The spacecraft on exhibit (obviously) never flew and was lacking its solar arrays and the optics and some other components were removed. In addition some "windows" have been cut into the side of the vehicle so that you can see inside. Otherwise this spacecraft is in remarkably pristine condition.
The KH-9 used cameras that took photographic film. Periodically the film would be automatically put into one of the four reentry vehicles on the forward underside (nadir) portion of the spacecraft and sent back to Earth. One reentry vehicle is shown with its gold mylar thermal blanket in tack. Another reentry vehicle has the blanket removed to show the ablative heat shield. Yet another has the heat shield removed to show internal components.

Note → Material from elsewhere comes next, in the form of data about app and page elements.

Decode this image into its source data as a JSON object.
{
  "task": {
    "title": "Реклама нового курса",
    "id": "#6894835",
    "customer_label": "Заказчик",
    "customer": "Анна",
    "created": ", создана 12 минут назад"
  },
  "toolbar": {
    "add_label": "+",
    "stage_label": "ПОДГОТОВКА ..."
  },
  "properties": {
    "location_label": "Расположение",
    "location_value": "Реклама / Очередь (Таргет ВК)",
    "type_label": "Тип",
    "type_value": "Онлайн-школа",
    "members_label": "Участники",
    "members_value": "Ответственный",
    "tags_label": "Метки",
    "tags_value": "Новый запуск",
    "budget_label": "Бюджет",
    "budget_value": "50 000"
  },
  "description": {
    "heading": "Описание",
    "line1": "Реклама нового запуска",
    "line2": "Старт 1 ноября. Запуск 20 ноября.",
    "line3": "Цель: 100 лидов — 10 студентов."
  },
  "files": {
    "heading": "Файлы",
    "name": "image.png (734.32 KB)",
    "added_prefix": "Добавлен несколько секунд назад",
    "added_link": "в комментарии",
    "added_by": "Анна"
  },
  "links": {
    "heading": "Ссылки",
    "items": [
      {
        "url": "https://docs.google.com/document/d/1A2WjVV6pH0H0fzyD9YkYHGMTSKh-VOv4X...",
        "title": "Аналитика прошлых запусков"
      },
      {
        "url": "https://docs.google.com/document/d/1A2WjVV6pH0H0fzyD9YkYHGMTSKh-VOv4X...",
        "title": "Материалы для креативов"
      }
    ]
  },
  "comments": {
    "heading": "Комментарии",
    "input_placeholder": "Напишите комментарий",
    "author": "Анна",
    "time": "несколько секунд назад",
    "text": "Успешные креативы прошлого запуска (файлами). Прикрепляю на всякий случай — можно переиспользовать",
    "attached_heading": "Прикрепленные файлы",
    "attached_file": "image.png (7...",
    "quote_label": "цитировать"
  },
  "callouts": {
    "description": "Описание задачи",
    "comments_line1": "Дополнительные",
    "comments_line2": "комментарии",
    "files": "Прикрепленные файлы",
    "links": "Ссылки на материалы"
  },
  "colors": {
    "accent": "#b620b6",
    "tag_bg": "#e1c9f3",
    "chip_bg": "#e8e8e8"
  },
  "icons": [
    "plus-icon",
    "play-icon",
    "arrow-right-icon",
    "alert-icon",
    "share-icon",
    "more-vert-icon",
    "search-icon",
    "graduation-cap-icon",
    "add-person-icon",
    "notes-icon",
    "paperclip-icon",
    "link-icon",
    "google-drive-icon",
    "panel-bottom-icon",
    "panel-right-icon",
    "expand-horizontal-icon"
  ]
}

A fourth reentry vehicle is sown in its entirety in an 'exploded' fashion complete with retro rocket package and parachutes. The photos and videos below (copyright SpaceRef.com) should give you an idea of the sheer size and overall construction of this vintage spy satellite.
Layout of the KH-9 spacecraft.
Video: KH9 Recon Satellite
Video: KH-9 Reentry Vehicle
Aft end of KH-9 spacecraft.
KH-9 reentry vehicle with outer gold mylar thermal blanket removed to show ablative heat shield.
KH-9 reentry vehicle with gold mylar thermal blanket still in place.
>KH-9 reentry vehicle with external structure and heat shield removed.
KH-9 Forward compartment (removed from spacecraft for visibility)
KH-9 Camera mounting with camera and optics removed.
KH-9 as seen from the forward end.
KH-9 reentry vehicle in an "exploded" presentation.
KH-9 Heat shield interior (left) and payload compartment (right) both are covered in gold mylar thermal blankets.
Closeup: KH-9 Heat shield interior (left) and payload compartment (right) both are covered in gold mylar thermal blankets.